++++ Dataset entries

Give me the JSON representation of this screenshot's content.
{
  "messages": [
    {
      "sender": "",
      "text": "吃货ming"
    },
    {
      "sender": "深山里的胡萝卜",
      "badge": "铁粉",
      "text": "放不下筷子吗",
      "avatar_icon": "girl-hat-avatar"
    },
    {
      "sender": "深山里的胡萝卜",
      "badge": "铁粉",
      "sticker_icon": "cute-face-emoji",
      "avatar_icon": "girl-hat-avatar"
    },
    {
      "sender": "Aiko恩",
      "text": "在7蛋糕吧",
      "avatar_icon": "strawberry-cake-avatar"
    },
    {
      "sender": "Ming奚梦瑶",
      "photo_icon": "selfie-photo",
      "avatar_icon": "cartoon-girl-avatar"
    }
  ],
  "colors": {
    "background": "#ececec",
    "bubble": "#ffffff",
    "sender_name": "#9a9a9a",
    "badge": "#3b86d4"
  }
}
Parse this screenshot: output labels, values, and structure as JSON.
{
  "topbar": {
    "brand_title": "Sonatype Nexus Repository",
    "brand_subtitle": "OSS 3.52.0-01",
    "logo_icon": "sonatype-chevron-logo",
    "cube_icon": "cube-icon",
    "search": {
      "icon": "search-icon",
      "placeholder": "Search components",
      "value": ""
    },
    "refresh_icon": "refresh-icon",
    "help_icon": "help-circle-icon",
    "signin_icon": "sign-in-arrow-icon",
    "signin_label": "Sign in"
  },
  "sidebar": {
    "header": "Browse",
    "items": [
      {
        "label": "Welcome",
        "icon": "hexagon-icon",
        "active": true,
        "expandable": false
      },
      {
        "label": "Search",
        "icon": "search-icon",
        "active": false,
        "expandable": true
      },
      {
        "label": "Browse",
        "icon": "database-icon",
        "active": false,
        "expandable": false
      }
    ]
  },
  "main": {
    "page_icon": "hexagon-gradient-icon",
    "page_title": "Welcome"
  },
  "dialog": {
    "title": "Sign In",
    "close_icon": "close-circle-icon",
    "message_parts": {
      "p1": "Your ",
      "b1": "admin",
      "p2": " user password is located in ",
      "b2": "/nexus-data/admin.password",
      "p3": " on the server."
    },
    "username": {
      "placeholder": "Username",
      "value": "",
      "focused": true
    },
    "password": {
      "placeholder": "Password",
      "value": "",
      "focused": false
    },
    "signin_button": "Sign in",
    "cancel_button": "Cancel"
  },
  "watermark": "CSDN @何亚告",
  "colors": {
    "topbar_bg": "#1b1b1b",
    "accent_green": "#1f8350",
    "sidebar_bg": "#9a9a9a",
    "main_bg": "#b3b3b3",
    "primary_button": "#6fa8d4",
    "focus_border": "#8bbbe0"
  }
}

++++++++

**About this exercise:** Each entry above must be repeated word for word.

**Completed exercise:**
Give me the JSON representation of this screenshot's content.
{
  "messages": [
    {
      "sender": "",
      "text": "吃货ming"
    },
    {
      "sender": "深山里的胡萝卜",
      "badge": "铁粉",
      "text": "放不下筷子吗",
      "avatar_icon": "girl-hat-avatar"
    },
    {
      "sender": "深山里的胡萝卜",
      "badge": "铁粉",
      "sticker_icon": "cute-face-emoji",
      "avatar_icon": "girl-hat-avatar"
    },
    {
      "sender": "Aiko恩",
      "text": "在7蛋糕吧",
      "avatar_icon": "strawberry-cake-avatar"
    },
    {
      "sender": "Ming奚梦瑶",
      "photo_icon": "selfie-photo",
      "avatar_icon": "cartoon-girl-avatar"
    }
  ],
  "colors": {
    "background": "#ececec",
    "bubble": "#ffffff",
    "sender_name": "#9a9a9a",
    "badge": "#3b86d4"
  }
}
Parse this screenshot: output labels, values, and structure as JSON.
{
  "topbar": {
    "brand_title": "Sonatype Nexus Repository",
    "brand_subtitle": "OSS 3.52.0-01",
    "logo_icon": "sonatype-chevron-logo",
    "cube_icon": "cube-icon",
    "search": {
      "icon": "search-icon",
      "placeholder": "Search components",
      "value": ""
    },
    "refresh_icon": "refresh-icon",
    "help_icon": "help-circle-icon",
    "signin_icon": "sign-in-arrow-icon",
    "signin_label": "Sign in"
  },
  "sidebar": {
    "header": "Browse",
    "items": [
      {
        "label": "Welcome",
        "icon": "hexagon-icon",
        "active": true,
        "expandable": false
      },
      {
        "label": "Search",
        "icon": "search-icon",
        "active": false,
        "expandable": true
      },
      {
        "label": "Browse",
        "icon": "database-icon",
        "active": false,
        "expandable": false
      }
    ]
  },
  "main": {
    "page_icon": "hexagon-gradient-icon",
    "page_title": "Welcome"
  },
  "dialog": {
    "title": "Sign In",
    "close_icon": "close-circle-icon",
    "message_parts": {
      "p1": "Your ",
      "b1": "admin",
      "p2": " user password is located in ",
      "b2": "/nexus-data/admin.password",
      "p3": " on the server."
    },
    "username": {
      "placeholder": "Username",
      "value": "",
      "focused": true
    },
    "password": {
      "placeholder": "Password",
      "value": "",
      "focused": false
    },
    "signin_button": "Sign in",
    "cancel_button": "Cancel"
  },
  "watermark": "CSDN @何亚告",
  "colors": {
    "topbar_bg": "#1b1b1b",
    "accent_green": "#1f8350",
    "sidebar_bg": "#9a9a9a",
    "main_bg": "#b3b3b3",
    "primary_button": "#6fa8d4",
    "focus_border": "#8bbbe0"
  }
}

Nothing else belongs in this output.